With low interest rates not only is your payment lower but you build up equity quicker. A $500,000 mortgage at 3% interest will have a monthly payment of about $2,108 and will build up $55,468 of equity in 5 years. A similar mortgage at 6% would have a payment of about $2,998 and would only build up $34,728 of equity. Keep in mind you will also have HOA fees, taxes and insurance. See my general real estate mortgage information at:
The equity you build up would likely cover the costs of moving if for some reason you needed to after four or five years. Any appreciation would be extra money in your pocket. If you plan on moving in one or two years, buying may not be a good choice.
San Jose real estate statistics show an average price for a condo in San Jose of about $500,000 and a minimum condo price of about $170,000.
Getting qualified for a mortgage should be your first step and will be a very important step. You need to understand the different mortgages available and the risks and costs each has. After you understand the mortgages you will be able to judge where and what a typical condo would be like that you could afford. If you would be satisfied with the typical condo and you expect to keep it for at least five years, it could be a very worthwhile decision.
You could consider finding a rent paying room mate which could make it even more attractive. Your borrowing power to purchase the condo would probably not be improved by telling the lender that you intended to have a rent paying room mate because lenders like to see a history of receiving rent.
Talk to several lenders and think carefully about your expected future. My daughter has just made a similar choice (which I think is fantastic).
Top 2 agent nationwide at Keller Williams
Over 30 years experience
Over 1,000 homes sold in Santa Clara and San Mateo Counties
This means you only need 3% down payment.
A MAJOR BENEFIT of this is that you will not have to pay PMI (Private Mortgage Insurance) which is required by FHA and greatly increases you payment.
Drop me an e-mail or call if you would like more information on this.
I suggest you speak with a financial planner to discuss how much you SHOULD be spending on your home purchase before you ask how much you COULD qualify to borrow. If you're like most people, there is more going on in your financial life than just a place to live. A financial planner is the best place to start.
Your debt, credit, income history, etc. all play a part in the qualification. As stated, the market is tough on all buyers right now, so it is in your best interest to meet in person with a lender and get an understanding of what you can afford and if that fits your goal and lifestyle.
There are several choices here, and FHA is just one of them available.
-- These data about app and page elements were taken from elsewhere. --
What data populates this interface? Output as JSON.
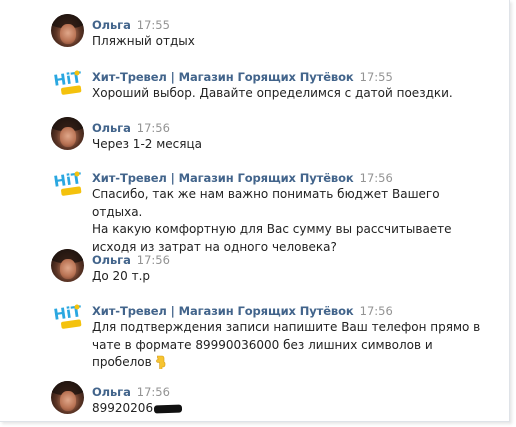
{
  "messages": [
    {
      "sender": "Ольга",
      "time": "17:55",
      "avatar": "user-photo",
      "lines": [
        "Пляжный отдых"
      ]
    },
    {
      "sender": "Хит-Тревел | Магазин Горящих Путёвок",
      "time": "17:55",
      "avatar": "hit-travel-logo",
      "lines": [
        "Хороший выбор. Давайте определимся с датой поездки."
      ]
    },
    {
      "sender": "Ольга",
      "time": "17:56",
      "avatar": "user-photo",
      "lines": [
        "Через 1-2 месяца"
      ]
    },
    {
      "sender": "Хит-Тревел | Магазин Горящих Путёвок",
      "time": "17:56",
      "avatar": "hit-travel-logo",
      "lines": [
        "Спасибо, так же нам важно понимать бюджет Вашего отдыха.",
        "На какую комфортную для Вас сумму вы рассчитываете",
        "исходя из затрат на одного человека?"
      ]
    },
    {
      "sender": "Ольга",
      "time": "17:56",
      "avatar": "user-photo",
      "lines": [
        "До 20 т.р"
      ]
    },
    {
      "sender": "Хит-Тревел | Магазин Горящих Путёвок",
      "time": "17:56",
      "avatar": "hit-travel-logo",
      "lines": [
        "Для подтверждения записи напишите Ваш телефон прямо в",
        "чате в формате 89990036000 без лишних символов и",
        "пробелов"
      ],
      "trailing_emoji": "pointing-down-hand-icon"
    },
    {
      "sender": "Ольга",
      "time": "17:56",
      "avatar": "user-photo",
      "lines": [
        "89920206"
      ],
      "redacted": true
    }
  ],
  "colors": {
    "sender_name": "#42648b",
    "time": "#939393",
    "text": "#222222",
    "logo_blue": "#2aa7e0",
    "logo_yellow": "#f4c20d"
  }
}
There are conventional loans that do not require mortgage insurance (the lender can pay it for you in return for a higher rate), and there are combination lenders where we do an 80% equity usage for your first mortgage and a 10% equity usage for your second mortgage. 10% down would then be enough.
This option would allow you the best interest rate and not have mortgage insurance.
With your income level, it is important that you get a loan that fits easily in your monthly budget and not be risky.
Glad to see you are doing your research here.
Eric Olfred Nelson, III
Sr. Mortgage Planner
SVC Funding - Campbell
NMLS # 120412
DRE # 01258488
Private Mortgage Banker
Private Mortgage Banking
NMLSR ID 633276
Wells Fargo Home Mortgage | 225 W Santa Clara St | San Jose, CA 95113
Tel (408) 282-4727 | Toll-free 855-709-6727 | Cell 408-806-7005 | Fax 866-794-3309
I encourage you to meet with a lender in your area and go through the application process. This is the only way you will know what's possible.
Bear in mind that all California markets are very tight right now, have low inventory, and are very competitive. The FHA loan is a great program but difficult to get accepted right now in a real estate bid.
Good luck to you.
Yes, of course you have a chance to buy a condo! Start out by learning as much as possible.
Check with a financial planner and a lender to learn more about what you qualify for, and what it will cost (i.e., FHA has additional fees). Then, find a realtor you are comfortable working with. And be as flexible as possible in what you are looking for. Your purchase options may be limited by your financing options. For example, some condo and town house communities are not FHA approved; if you have conventional financing, some lenders restrict purchases based on owner-occupied rates. There are other parameters you should learn about from your lender and / or your realtor.
Good luck and have fun in the process.
It sounds like you have a shot at it, but you will need to talk with a lender before going forward. If you find an agent first, then ask him/her to recommend several lenders to you.
Best wishes on your endeavor.